(Records shown)
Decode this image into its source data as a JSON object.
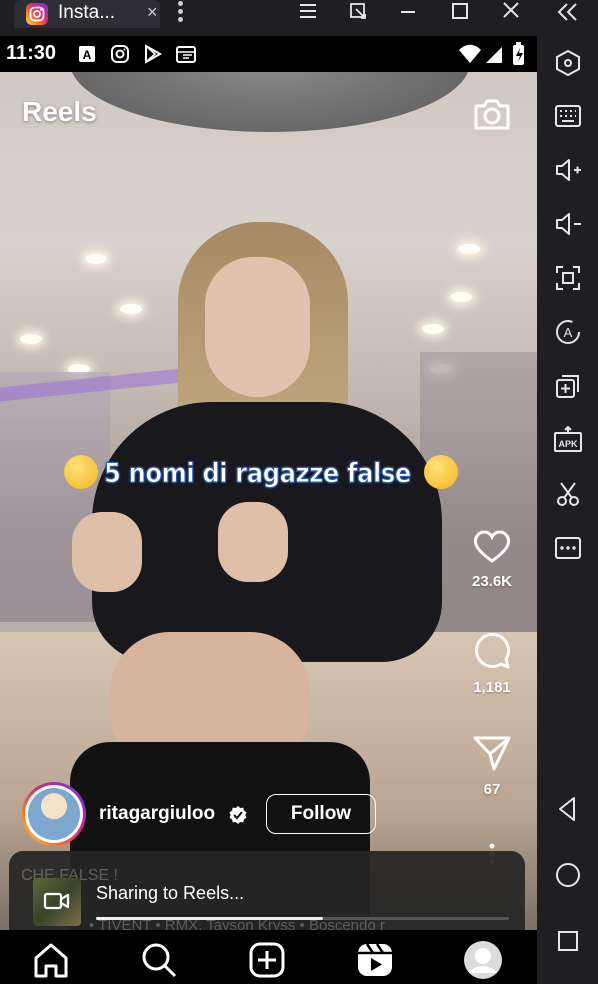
{
  "window": {
    "tab_title": "Insta...",
    "tab_close": "×"
  },
  "status_bar": {
    "time": "11:30"
  },
  "reel": {
    "header_title": "Reels",
    "overlay_caption": "5 nomi di ragazze false",
    "author": {
      "username": "ritagargiuloo",
      "verified": true,
      "follow_label": "Follow"
    },
    "actions": {
      "likes": "23.6K",
      "comments": "1,181",
      "shares": "67"
    },
    "faded_caption": "CHE FALSE !",
    "faded_audio": "• TIVENT • RMX, Tayson Kryss • Boscendo r"
  },
  "toast": {
    "message": "Sharing to Reels...",
    "progress": 0.55
  },
  "bottom_nav": [
    "home",
    "search",
    "create",
    "reels",
    "profile"
  ],
  "colors": {
    "accent_gradient": [
      "#feda75",
      "#fa7e1e",
      "#d62976",
      "#962fbf",
      "#4f5bd5"
    ],
    "toast_bg": "#262626",
    "emulator_chrome": "#1f1f23"
  }
}
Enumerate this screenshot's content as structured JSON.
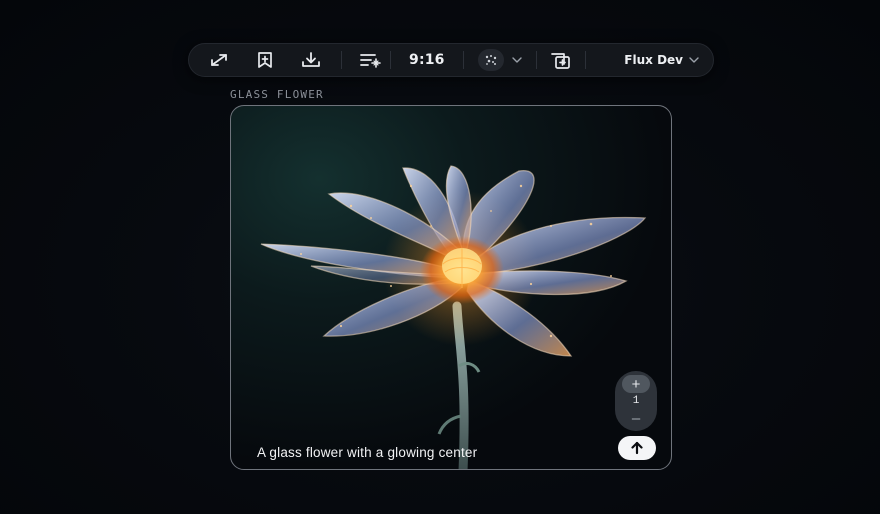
{
  "toolbar": {
    "icons": [
      "expand-icon",
      "bookmark-add-icon",
      "download-icon",
      "prompt-enhance-icon",
      "style-icon",
      "add-layer-icon"
    ],
    "aspect_ratio": "9:16",
    "model": "Flux Dev"
  },
  "card": {
    "title": "GLASS FLOWER",
    "prompt": "A glass flower with a glowing center",
    "image_count": "1",
    "increment_symbol": "+",
    "decrement_symbol": "–"
  },
  "colors": {
    "background": "#05070b",
    "toolbar_bg": "#14171c",
    "accent_glow": "#ffa531",
    "submit_bg": "#f4f5f7"
  }
}
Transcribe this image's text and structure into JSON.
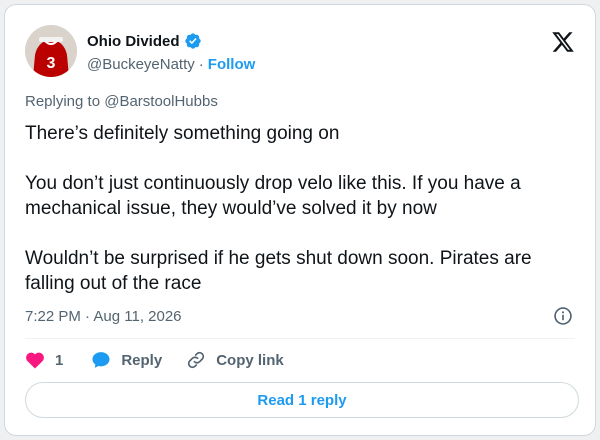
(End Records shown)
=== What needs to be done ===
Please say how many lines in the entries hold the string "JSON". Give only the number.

=== Answer to this task ===
3